# [TASK TO COMPLETE]
No pictures belong in the answer. Repeat all the entries exactly.

THE INPUT START

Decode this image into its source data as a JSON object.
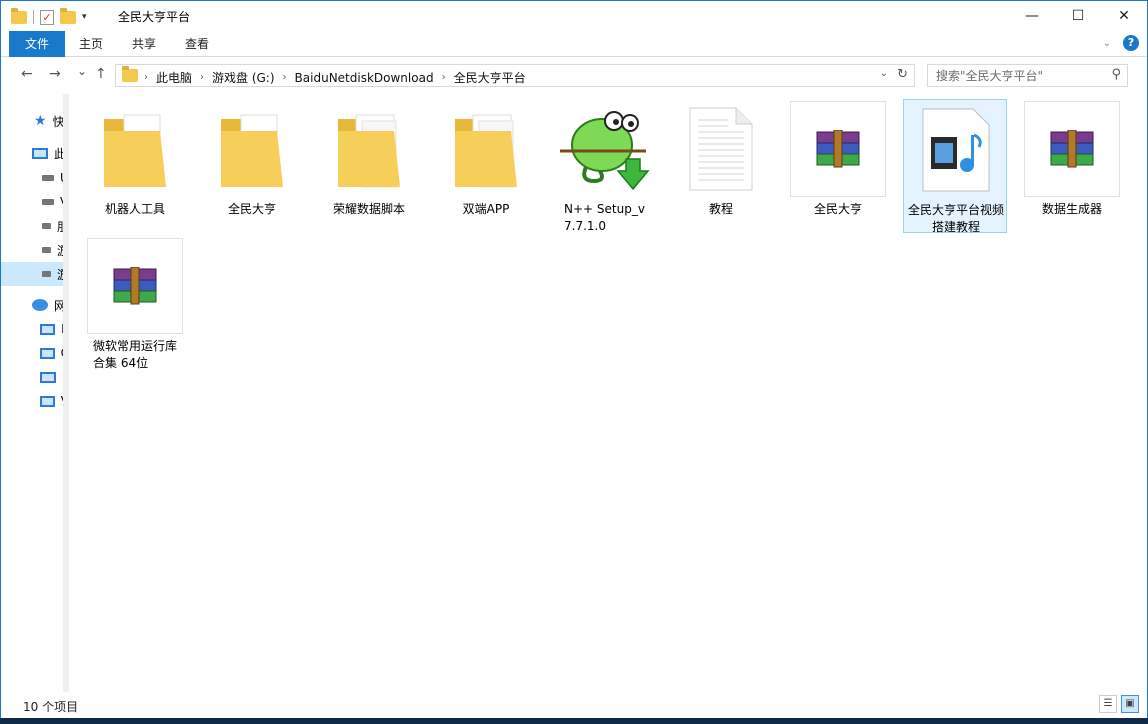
{
  "window": {
    "title": "全民大亨平台",
    "qat_dropdown": "▾",
    "min": "—",
    "max": "☐",
    "close": "✕"
  },
  "ribbon": {
    "tabs": [
      "文件",
      "主页",
      "共享",
      "查看"
    ]
  },
  "nav": {
    "back": "←",
    "forward": "→",
    "recent": "⌄",
    "up": "↑",
    "breadcrumbs": [
      "此电脑",
      "游戏盘 (G:)",
      "BaiduNetdiskDownload",
      "全民大亨平台"
    ],
    "search_placeholder": "搜索\"全民大亨平台\""
  },
  "sidebar": {
    "items": [
      {
        "label": "快",
        "icon": "star-icon"
      },
      {
        "label": "此",
        "icon": "pc-icon"
      },
      {
        "label": "U",
        "icon": "drive-icon"
      },
      {
        "label": "V",
        "icon": "drive-icon"
      },
      {
        "label": "朋",
        "icon": "drive-icon"
      },
      {
        "label": "游",
        "icon": "drive-icon"
      },
      {
        "label": "游",
        "icon": "drive-icon",
        "selected": true
      },
      {
        "label": "网",
        "icon": "network-icon"
      },
      {
        "label": "K",
        "icon": "pc-icon"
      },
      {
        "label": "C",
        "icon": "pc-icon"
      },
      {
        "label": "F",
        "icon": "pc-icon"
      },
      {
        "label": "V",
        "icon": "pc-icon"
      }
    ]
  },
  "files": [
    {
      "name": "机器人工具",
      "type": "folder"
    },
    {
      "name": "全民大亨",
      "type": "folder"
    },
    {
      "name": "荣耀数据脚本",
      "type": "folder"
    },
    {
      "name": "双端APP",
      "type": "folder"
    },
    {
      "name": "N++ Setup_v7.7.1.0",
      "type": "notepadpp-installer"
    },
    {
      "name": "教程",
      "type": "text-document"
    },
    {
      "name": "全民大亨",
      "type": "rar-archive"
    },
    {
      "name": "全民大亨平台视频搭建教程",
      "type": "video-file"
    },
    {
      "name": "数据生成器",
      "type": "rar-archive"
    },
    {
      "name": "微软常用运行库合集 64位",
      "type": "rar-archive"
    }
  ],
  "status": {
    "count": "10 个项目"
  },
  "colors": {
    "accent": "#1979ca",
    "folder": "#f2c94c",
    "selection": "#cce8ff"
  }
}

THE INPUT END

# [OUTPUT BELOW]
Decode this image into its source data as a JSON object.
{
  "window": {
    "title": "全民大亨平台",
    "qat_dropdown": "▾",
    "min": "—",
    "max": "☐",
    "close": "✕"
  },
  "ribbon": {
    "tabs": [
      "文件",
      "主页",
      "共享",
      "查看"
    ]
  },
  "nav": {
    "back": "←",
    "forward": "→",
    "recent": "⌄",
    "up": "↑",
    "breadcrumbs": [
      "此电脑",
      "游戏盘 (G:)",
      "BaiduNetdiskDownload",
      "全民大亨平台"
    ],
    "search_placeholder": "搜索\"全民大亨平台\""
  },
  "sidebar": {
    "items": [
      {
        "label": "快",
        "icon": "star-icon"
      },
      {
        "label": "此",
        "icon": "pc-icon"
      },
      {
        "label": "U",
        "icon": "drive-icon"
      },
      {
        "label": "V",
        "icon": "drive-icon"
      },
      {
        "label": "朋",
        "icon": "drive-icon"
      },
      {
        "label": "游",
        "icon": "drive-icon"
      },
      {
        "label": "游",
        "icon": "drive-icon",
        "selected": true
      },
      {
        "label": "网",
        "icon": "network-icon"
      },
      {
        "label": "K",
        "icon": "pc-icon"
      },
      {
        "label": "C",
        "icon": "pc-icon"
      },
      {
        "label": "F",
        "icon": "pc-icon"
      },
      {
        "label": "V",
        "icon": "pc-icon"
      }
    ]
  },
  "files": [
    {
      "name": "机器人工具",
      "type": "folder"
    },
    {
      "name": "全民大亨",
      "type": "folder"
    },
    {
      "name": "荣耀数据脚本",
      "type": "folder"
    },
    {
      "name": "双端APP",
      "type": "folder"
    },
    {
      "name": "N++ Setup_v7.7.1.0",
      "type": "notepadpp-installer"
    },
    {
      "name": "教程",
      "type": "text-document"
    },
    {
      "name": "全民大亨",
      "type": "rar-archive"
    },
    {
      "name": "全民大亨平台视频搭建教程",
      "type": "video-file"
    },
    {
      "name": "数据生成器",
      "type": "rar-archive"
    },
    {
      "name": "微软常用运行库合集 64位",
      "type": "rar-archive"
    }
  ],
  "status": {
    "count": "10 个项目"
  },
  "colors": {
    "accent": "#1979ca",
    "folder": "#f2c94c",
    "selection": "#cce8ff"
  }
}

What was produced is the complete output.